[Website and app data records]

▼▼▼

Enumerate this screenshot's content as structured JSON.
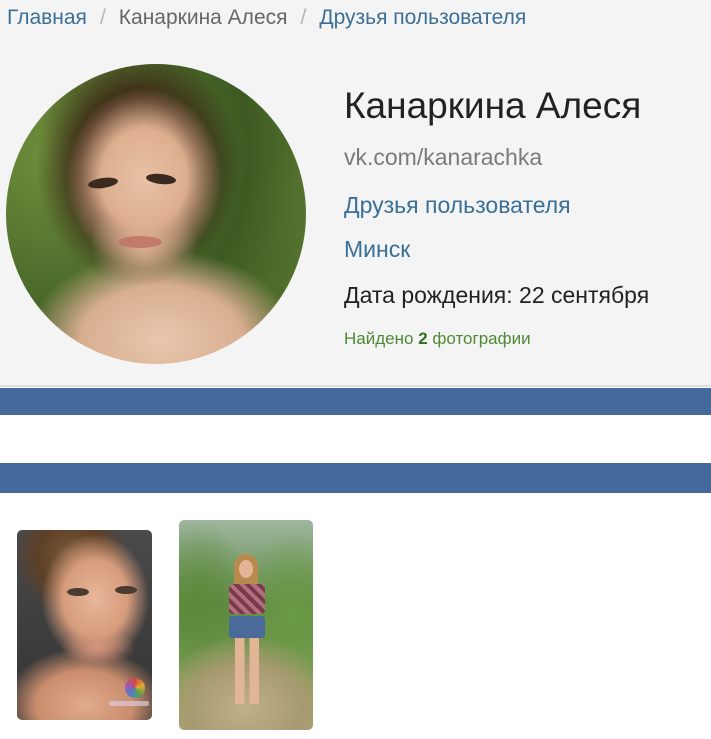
{
  "breadcrumb": {
    "home": "Главная",
    "user": "Канаркина Алеся",
    "friends": "Друзья пользователя",
    "separator": "/"
  },
  "profile": {
    "name": "Канаркина Алеся",
    "vk_link": "vk.com/kanarachka",
    "friends_link": "Друзья пользователя",
    "city": "Минск",
    "birth_label": "Дата рождения:",
    "birth_value": "22 сентября"
  },
  "found": {
    "prefix": "Найдено",
    "count": "2",
    "suffix": "фотографии"
  },
  "colors": {
    "link": "#3a6f97",
    "band": "#45699a",
    "found_text": "#4e8a34",
    "header_bg": "#f4f4f4"
  },
  "photos": [
    {
      "kind": "portrait"
    },
    {
      "kind": "outdoor"
    }
  ]
}
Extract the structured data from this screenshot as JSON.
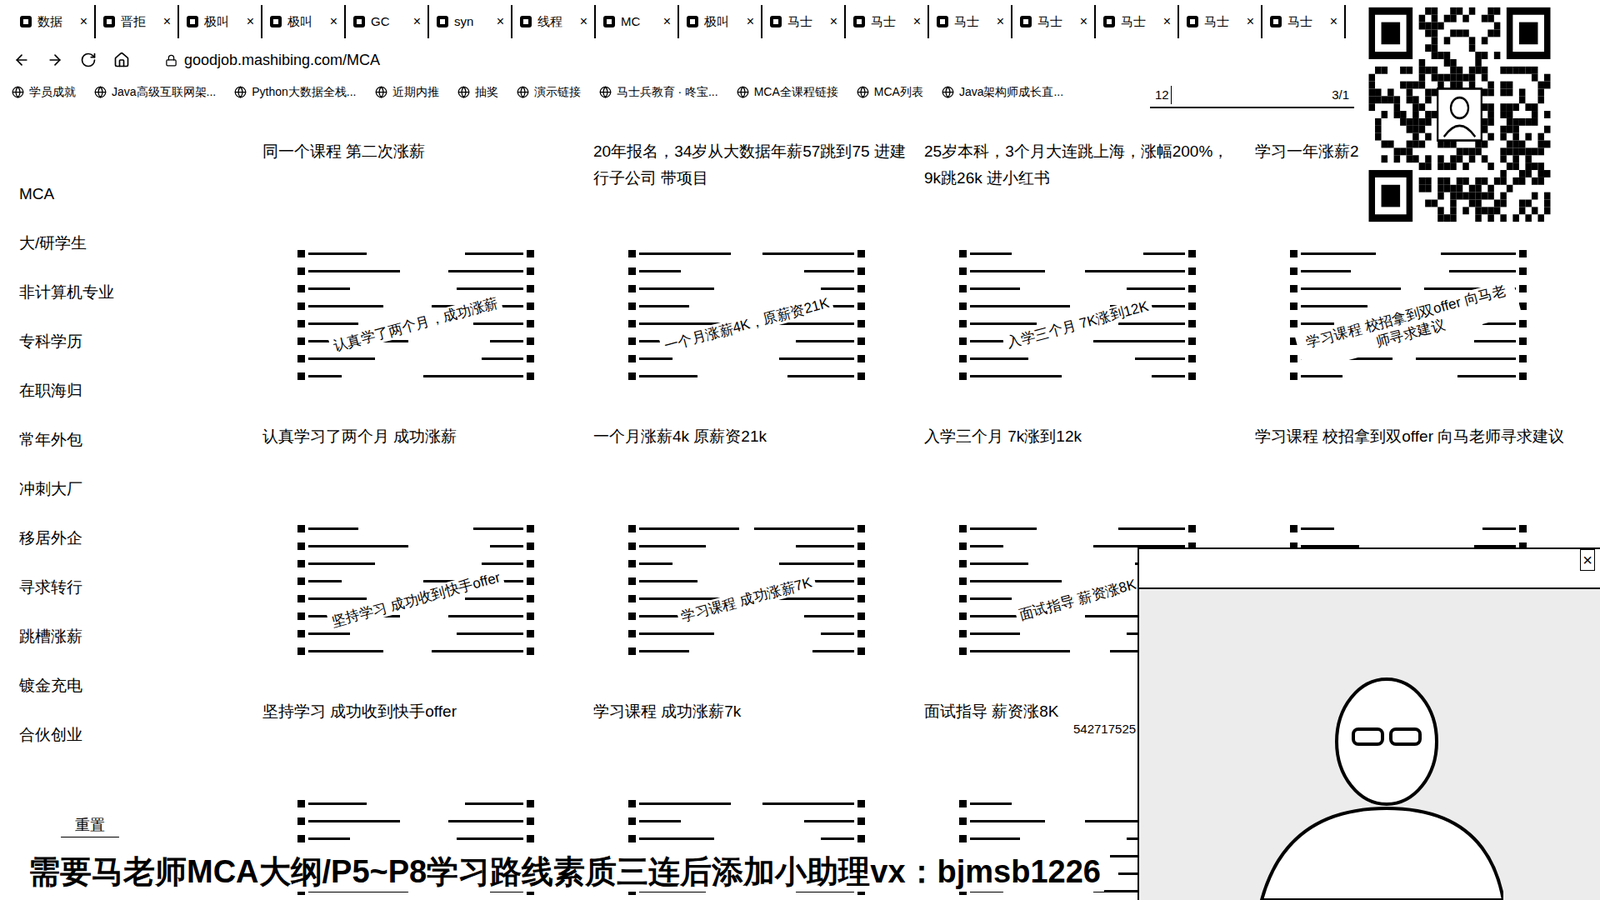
{
  "browser": {
    "tabs": [
      {
        "label": "数据"
      },
      {
        "label": "晋拒"
      },
      {
        "label": "极叫"
      },
      {
        "label": "极叫"
      },
      {
        "label": "GC"
      },
      {
        "label": "syn"
      },
      {
        "label": "线程"
      },
      {
        "label": "MC"
      },
      {
        "label": "极叫"
      },
      {
        "label": "马士"
      },
      {
        "label": "马士"
      },
      {
        "label": "马士"
      },
      {
        "label": "马士"
      },
      {
        "label": "马士"
      },
      {
        "label": "马士"
      },
      {
        "label": "马士"
      }
    ],
    "tab_close": "×",
    "address": "goodjob.mashibing.com/MCA",
    "bookmarks": [
      "学员成就",
      "Java高级互联网架...",
      "Python大数据全栈...",
      "近期内推",
      "抽奖",
      "演示链接",
      "马士兵教育 · 咚宝...",
      "MCA全课程链接",
      "MCA列表",
      "Java架构师成长直..."
    ],
    "find": {
      "query": "12",
      "count": "3/1"
    }
  },
  "sidebar": {
    "items": [
      "MCA",
      "大/研学生",
      "非计算机专业",
      "专科学历",
      "在职海归",
      "常年外包",
      "冲刺大厂",
      "移居外企",
      "寻求转行",
      "跳槽涨薪",
      "镀金充电",
      "合伙创业"
    ],
    "reset": "重置"
  },
  "top_captions": [
    "同一个课程 第二次涨薪",
    "20年报名，34岁从大数据年薪57跳到75 进建行子公司 带项目",
    "25岁本科，3个月大连跳上海，涨幅200%，9k跳26k 进小红书",
    "学习一年涨薪2"
  ],
  "card_rows": [
    [
      {
        "caption": "认真学习了两个月 成功涨薪",
        "stamp": "认真学了两个月，成功涨薪"
      },
      {
        "caption": "一个月涨薪4k 原薪资21k",
        "stamp": "一个月涨薪4K，原薪资21K"
      },
      {
        "caption": "入学三个月 7k涨到12k",
        "stamp": "入学三个月 7K涨到12K"
      },
      {
        "caption": "学习课程 校招拿到双offer 向马老师寻求建议",
        "stamp": "学习课程 校招拿到双offer 向马老师寻求建议"
      }
    ],
    [
      {
        "caption": "坚持学习 成功收到快手offer",
        "stamp": "坚持学习 成功收到快手offer"
      },
      {
        "caption": "学习课程 成功涨薪7k",
        "stamp": "学习课程 成功涨薪7K"
      },
      {
        "caption": "面试指导 薪资涨8K",
        "stamp": "面试指导 薪资涨8K"
      },
      {}
    ],
    [
      {},
      {},
      {},
      {}
    ]
  ],
  "overlay_number": "542717525",
  "video": {
    "close": "×"
  },
  "banner": "需要马老师MCA大纲/P5~P8学习路线素质三连后添加小助理vx：bjmsb1226"
}
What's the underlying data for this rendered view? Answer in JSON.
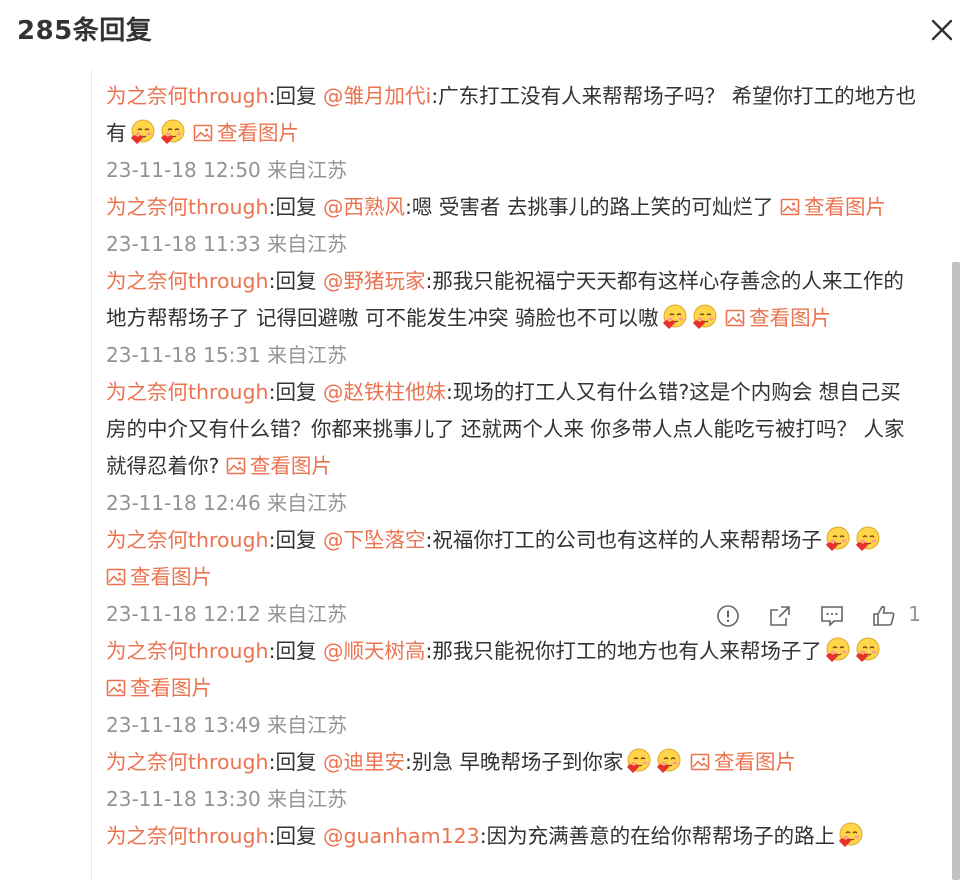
{
  "header": {
    "title": "285条回复"
  },
  "icons": {
    "close": "close-icon",
    "image": "image-icon",
    "emoji": "blush-emoji-icon",
    "report": "report-icon",
    "share": "share-icon",
    "comment": "comment-icon",
    "like": "like-icon"
  },
  "colors": {
    "link": "#eb7350",
    "meta": "#939393",
    "text": "#333333"
  },
  "replies": [
    {
      "user": "为之奈何through",
      "sep": ":回复 ",
      "at": "@雏月加代i",
      "text": ":广东打工没有人来帮帮场子吗？  希望你打工的地方也有",
      "emojis": 2,
      "view_image": "查看图片",
      "meta": "23-11-18 12:50 来自江苏"
    },
    {
      "user": "为之奈何through",
      "sep": ":回复 ",
      "at": "@西熟风",
      "text": ":嗯 受害者 去挑事儿的路上笑的可灿烂了 ",
      "emojis": 0,
      "view_image": "查看图片",
      "meta": "23-11-18 11:33 来自江苏"
    },
    {
      "user": "为之奈何through",
      "sep": ":回复 ",
      "at": "@野猪玩家",
      "text": ":那我只能祝福宁天天都有这样心存善念的人来工作的地方帮帮场子了 记得回避嗷 可不能发生冲突 骑脸也不可以嗷",
      "emojis": 2,
      "view_image": "查看图片",
      "meta": "23-11-18 15:31 来自江苏"
    },
    {
      "user": "为之奈何through",
      "sep": ":回复 ",
      "at": "@赵铁柱他妹",
      "text": ":现场的打工人又有什么错?这是个内购会 想自己买房的中介又有什么错？你都来挑事儿了 还就两个人来 你多带人点人能吃亏被打吗？ 人家就得忍着你? ",
      "emojis": 0,
      "view_image": "查看图片",
      "meta": "23-11-18 12:46 来自江苏"
    },
    {
      "user": "为之奈何through",
      "sep": ":回复 ",
      "at": "@下坠落空",
      "text": ":祝福你打工的公司也有这样的人来帮帮场子",
      "emojis": 2,
      "view_image": "查看图片",
      "meta": "23-11-18 12:12 来自江苏",
      "like_count": "1"
    },
    {
      "user": "为之奈何through",
      "sep": ":回复 ",
      "at": "@顺天树高",
      "text": ":那我只能祝你打工的地方也有人来帮场子了",
      "emojis": 2,
      "view_image": "查看图片",
      "meta": "23-11-18 13:49 来自江苏"
    },
    {
      "user": "为之奈何through",
      "sep": ":回复 ",
      "at": "@迪里安",
      "text": ":别急 早晚帮场子到你家",
      "emojis": 2,
      "view_image": "查看图片",
      "meta": "23-11-18 13:30 来自江苏"
    },
    {
      "user": "为之奈何through",
      "sep": ":回复 ",
      "at": "@guanham123",
      "text": ":因为充满善意的在给你帮帮场子的路上",
      "emojis": 1,
      "view_image": "",
      "meta": ""
    }
  ]
}
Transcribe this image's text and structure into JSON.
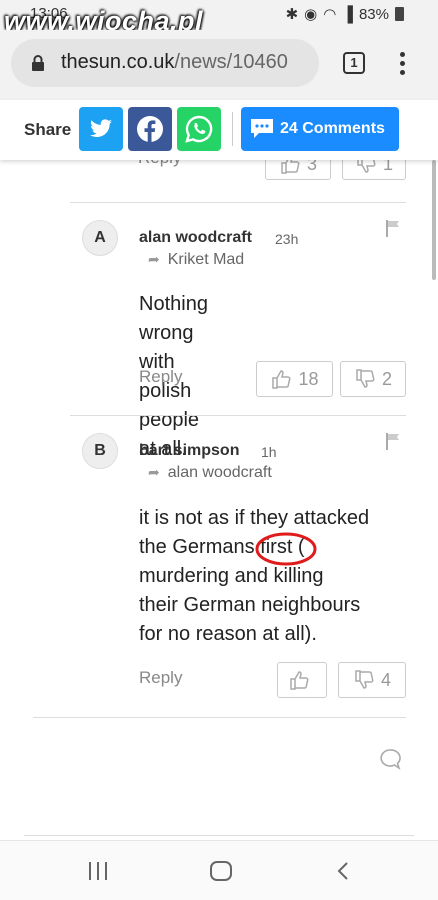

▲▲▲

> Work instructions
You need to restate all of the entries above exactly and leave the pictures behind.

> Task solution
Enumerate this screenshot's content as structured JSON.
{
  "breadcrumb": {
    "home": "Главная",
    "user": "Канаркина Алеся",
    "friends": "Друзья пользователя",
    "separator": "/"
  },
  "profile": {
    "name": "Канаркина Алеся",
    "vk_link": "vk.com/kanarachka",
    "friends_link": "Друзья пользователя",
    "city": "Минск",
    "birth_label": "Дата рождения:",
    "birth_value": "22 сентября"
  },
  "found": {
    "prefix": "Найдено",
    "count": "2",
    "suffix": "фотографии"
  },
  "colors": {
    "link": "#3a6f97",
    "band": "#45699a",
    "found_text": "#4e8a34",
    "header_bg": "#f4f4f4"
  },
  "photos": [
    {
      "kind": "portrait"
    },
    {
      "kind": "outdoor"
    }
  ]
}
Extract the structured data from this screenshot as JSON.
{
  "browser": {
    "tabs": [
      {
        "label": "数据"
      },
      {
        "label": "晋拒"
      },
      {
        "label": "极叫"
      },
      {
        "label": "极叫"
      },
      {
        "label": "GC"
      },
      {
        "label": "syn"
      },
      {
        "label": "线程"
      },
      {
        "label": "MC"
      },
      {
        "label": "极叫"
      },
      {
        "label": "马士"
      },
      {
        "label": "马士"
      },
      {
        "label": "马士"
      },
      {
        "label": "马士"
      },
      {
        "label": "马士"
      },
      {
        "label": "马士"
      },
      {
        "label": "马士"
      }
    ],
    "tab_close": "×",
    "address": "goodjob.mashibing.com/MCA",
    "bookmarks": [
      "学员成就",
      "Java高级互联网架...",
      "Python大数据全栈...",
      "近期内推",
      "抽奖",
      "演示链接",
      "马士兵教育 · 咚宝...",
      "MCA全课程链接",
      "MCA列表",
      "Java架构师成长直..."
    ],
    "find": {
      "query": "12",
      "count": "3/1"
    }
  },
  "sidebar": {
    "items": [
      "MCA",
      "大/研学生",
      "非计算机专业",
      "专科学历",
      "在职海归",
      "常年外包",
      "冲刺大厂",
      "移居外企",
      "寻求转行",
      "跳槽涨薪",
      "镀金充电",
      "合伙创业"
    ],
    "reset": "重置"
  },
  "top_captions": [
    "同一个课程 第二次涨薪",
    "20年报名，34岁从大数据年薪57跳到75 进建行子公司 带项目",
    "25岁本科，3个月大连跳上海，涨幅200%，9k跳26k 进小红书",
    "学习一年涨薪2"
  ],
  "card_rows": [
    [
      {
        "caption": "认真学习了两个月 成功涨薪",
        "stamp": "认真学了两个月，成功涨薪"
      },
      {
        "caption": "一个月涨薪4k 原薪资21k",
        "stamp": "一个月涨薪4K，原薪资21K"
      },
      {
        "caption": "入学三个月 7k涨到12k",
        "stamp": "入学三个月 7K涨到12K"
      },
      {
        "caption": "学习课程 校招拿到双offer 向马老师寻求建议",
        "stamp": "学习课程 校招拿到双offer 向马老师寻求建议"
      }
    ],
    [
      {
        "caption": "坚持学习 成功收到快手offer",
        "stamp": "坚持学习 成功收到快手offer"
      },
      {
        "caption": "学习课程 成功涨薪7k",
        "stamp": "学习课程 成功涨薪7K"
      },
      {
        "caption": "面试指导 薪资涨8K",
        "stamp": "面试指导 薪资涨8K"
      },
      {}
    ],
    [
      {},
      {},
      {},
      {}
    ]
  ],
  "overlay_number": "542717525",
  "video": {
    "close": "×"
  },
  "banner": "需要马老师MCA大纲/P5~P8学习路线素质三连后添加小助理vx：bjmsb1226"
}
What's the underlying data for this rendered view? Answer in JSON.
{
  "header": {
    "title": "285条回复"
  },
  "icons": {
    "close": "close-icon",
    "image": "image-icon",
    "emoji": "blush-emoji-icon",
    "report": "report-icon",
    "share": "share-icon",
    "comment": "comment-icon",
    "like": "like-icon"
  },
  "colors": {
    "link": "#eb7350",
    "meta": "#939393",
    "text": "#333333"
  },
  "replies": [
    {
      "user": "为之奈何through",
      "sep": ":回复 ",
      "at": "@雏月加代i",
      "text": ":广东打工没有人来帮帮场子吗？  希望你打工的地方也有",
      "emojis": 2,
      "view_image": "查看图片",
      "meta": "23-11-18 12:50 来自江苏"
    },
    {
      "user": "为之奈何through",
      "sep": ":回复 ",
      "at": "@西熟风",
      "text": ":嗯 受害者 去挑事儿的路上笑的可灿烂了 ",
      "emojis": 0,
      "view_image": "查看图片",
      "meta": "23-11-18 11:33 来自江苏"
    },
    {
      "user": "为之奈何through",
      "sep": ":回复 ",
      "at": "@野猪玩家",
      "text": ":那我只能祝福宁天天都有这样心存善念的人来工作的地方帮帮场子了 记得回避嗷 可不能发生冲突 骑脸也不可以嗷",
      "emojis": 2,
      "view_image": "查看图片",
      "meta": "23-11-18 15:31 来自江苏"
    },
    {
      "user": "为之奈何through",
      "sep": ":回复 ",
      "at": "@赵铁柱他妹",
      "text": ":现场的打工人又有什么错?这是个内购会 想自己买房的中介又有什么错？你都来挑事儿了 还就两个人来 你多带人点人能吃亏被打吗？ 人家就得忍着你? ",
      "emojis": 0,
      "view_image": "查看图片",
      "meta": "23-11-18 12:46 来自江苏"
    },
    {
      "user": "为之奈何through",
      "sep": ":回复 ",
      "at": "@下坠落空",
      "text": ":祝福你打工的公司也有这样的人来帮帮场子",
      "emojis": 2,
      "view_image": "查看图片",
      "meta": "23-11-18 12:12 来自江苏",
      "like_count": "1"
    },
    {
      "user": "为之奈何through",
      "sep": ":回复 ",
      "at": "@顺天树高",
      "text": ":那我只能祝你打工的地方也有人来帮场子了",
      "emojis": 2,
      "view_image": "查看图片",
      "meta": "23-11-18 13:49 来自江苏"
    },
    {
      "user": "为之奈何through",
      "sep": ":回复 ",
      "at": "@迪里安",
      "text": ":别急 早晚帮场子到你家",
      "emojis": 2,
      "view_image": "查看图片",
      "meta": "23-11-18 13:30 来自江苏"
    },
    {
      "user": "为之奈何through",
      "sep": ":回复 ",
      "at": "@guanham123",
      "text": ":因为充满善意的在给你帮帮场子的路上",
      "emojis": 1,
      "view_image": "",
      "meta": ""
    }
  ]
}
Transcribe this image's text and structure into JSON.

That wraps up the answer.